Pichai was chosen to become the next CEO of Google on August 10, 2015. He was previously the Company’s Product Chief. The then CEO Larry Page himself promoted Pichai. On October 24, 2015, he stepped into the new position at the completion of the formation of Alphabet Inc., the parent company which holds google and its other acquired companies.
Shantanu Narayen – CEO, Adobe Inc.
Shantanu Narayan has been the chairman, president, and chief executive officer (CEO) of Adobe Inc. since December 2007.
Narayen grew up in Hyderabad, India where he attended Hyderabad Public School. He pursued electrical engineering from University College of Engineering, Osmania University in Hyderabad.
He then moved to the United States to complete his education, and in 1986 received a master’s degree in computer science from Bowling Green State University in Ohio. In 1993 he also received an MBA from the Haas School of Business, University of California, Berkeley.
Working in Measurex Automation Systems, a startup and then moving to companies like Apple, he finally found himself in Adobe, where he later rose ranks to become the CEO.
In 2018, Narayen was ranked #12 on Fortune’s “Businessperson of the Year” list and in 2019, the Indian government gave him the Padma Shri award.
Ajay Banga – Executive chairman of the board of directors of MasterCard
Though Banga will leave MasterCard this month-end and join General Atlantic, a leading global growth equity firm, he has been in the company for 11 years as the company’s president and chief executive officer.
Ajay is a co-founder of The Cyber Readiness Institute, chairman of the International Chamber of Commerce and a trustee of the United States Council for International Business.
Ajay is a founding trustee of the U.S.-India Strategic Partnership Forum, a member of the U.S.-India CEO Forum and is chairman emeritus of the American India Foundation. He served as a member of President Obama’s Commission on Enhancing National Cybersecurity. He is a past member of the U.S. President’s Advisory Committee for Trade Policy and Negotiations.
He was awarded the Padma Shri Award by the President of India in 2016, the Ellis Island Medal of Honor in 2019 and the Business Council for International Understanding’s Global Leadership Award. He is a fellow of the Foreign Policy Association and was awarded the Foreign Policy Association Medal in 2012.

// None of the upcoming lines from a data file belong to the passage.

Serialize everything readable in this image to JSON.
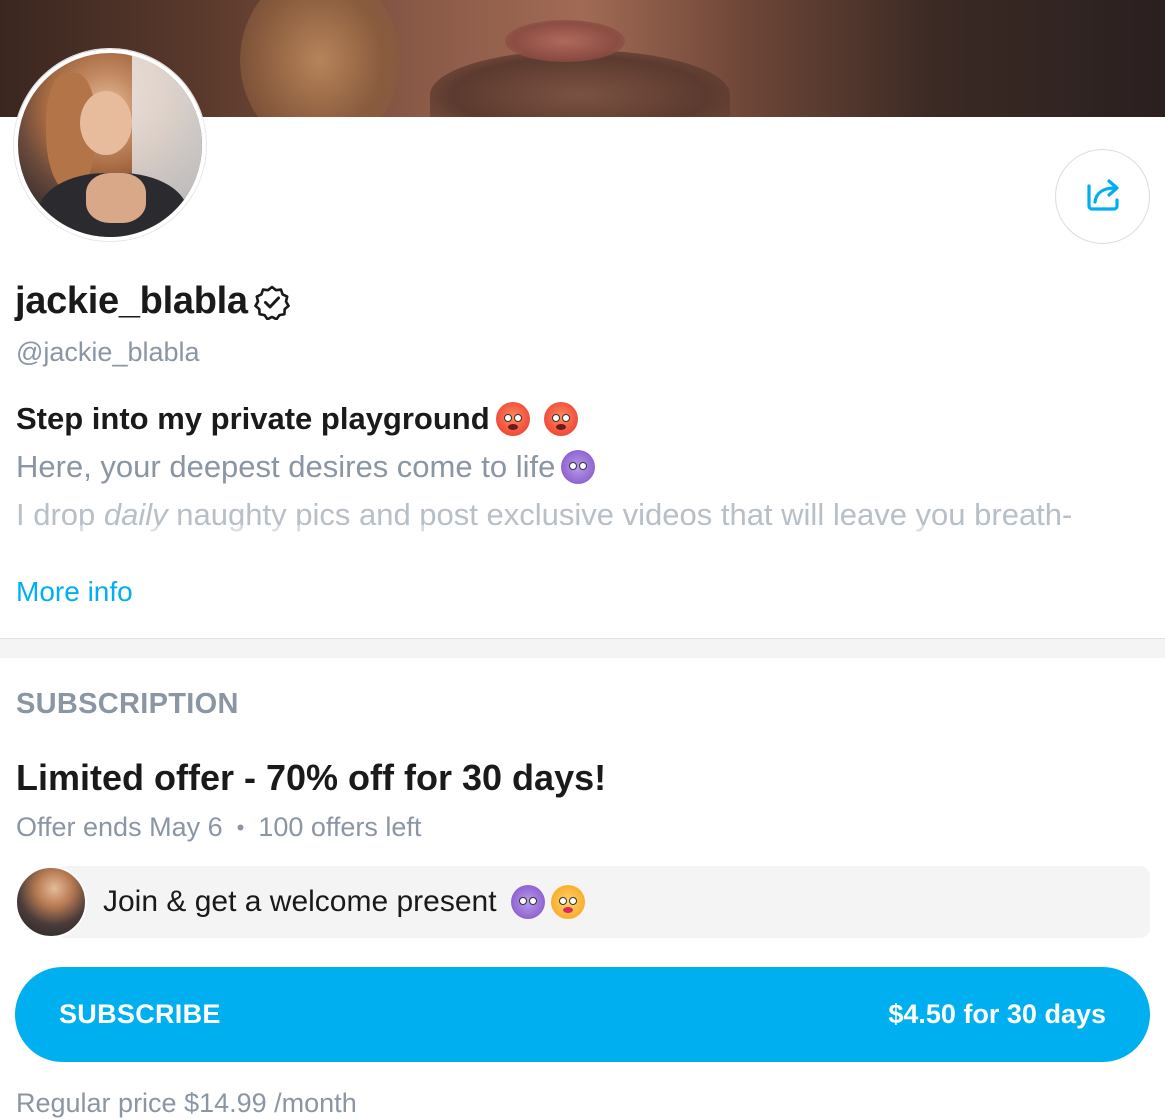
{
  "profile": {
    "display_name": "jackie_blabla",
    "handle": "@jackie_blabla",
    "verified": true,
    "share_icon": "share-icon"
  },
  "bio": {
    "line1": "Step into my private playground",
    "line1_emojis": [
      "hot-face-emoji",
      "hot-face-emoji"
    ],
    "line2": "Here, your deepest desires come to life",
    "line2_emoji": "smiling-devil-emoji",
    "line3_pre": "I drop",
    "line3_em": "daily",
    "line3_post": "naughty pics and post exclusive videos that will leave you breath-",
    "more_info": "More info"
  },
  "subscription": {
    "section_label": "SUBSCRIPTION",
    "offer_title": "Limited offer - 70% off for 30 days!",
    "offer_ends": "Offer ends May 6",
    "separator": "•",
    "offers_left": "100 offers left",
    "welcome_message": "Join & get a welcome present",
    "welcome_emojis": [
      "smiling-devil-emoji",
      "kissing-face-emoji"
    ],
    "subscribe_label": "SUBSCRIBE",
    "subscribe_price": "$4.50 for 30 days",
    "regular_price": "Regular price $14.99 /month"
  },
  "colors": {
    "accent": "#00aff0",
    "muted_text": "#8a96a3",
    "primary_text": "#1a1a1a"
  }
}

Ajay is a member of the Weill Cornell Medicine board of fellows. In addition, Ajay serves as a director of Dow Inc. and is a member of its compensation and governance committees.
Prior to MasterCard, Ajay served as chief executive officer of Citigroup Asia Pacific. During his career at Citigroup, he held a variety of senior management roles in the United States, Asia Pacific, Europe, Middle East and Africa. He also oversaw the company’s efforts in microfinance.
Ajay began his career at Nestlé, India, where for 13 years he worked on assignments spanning sales, marketing and general management. He also spent two years with PepsiCo, where he was instrumental in launching its fast food franchises in India as the economy liberalized.
He graduated from Delhi University and the Indian Institute of Management in Ahmedabad.
All the above cases prove that the reason behind Indians getting the leading roles is their high education. As per a Pew report published earlier, 77.5 per cent Indians in the US had a bachelor’s degree or higher in 2016, which was the highest among any top origin country. This was in sharp contrast to that of native-born Americans, only 31.6 per cent of who have a similar degree.
Indian’s are also known for their approach of doing more with less resources, or what’s locally known as ‘jugaad’. This makes them use up lesser amount of capital and still get the job done, eventually making companies prefer Indians over natives in leading positions.
India-born Silicon Valley CEOs are also part of a four million-strong minority group that is among the wealthiest and most educated in the US.
About a million of them are scientists and engineers. More than 70 percent of H-1B visas — work permits for foreigners — issued by the US go to Indian software engineers, and 40 percent of all foreign-born engineers in cities like Seattle are from India, states a BBC report.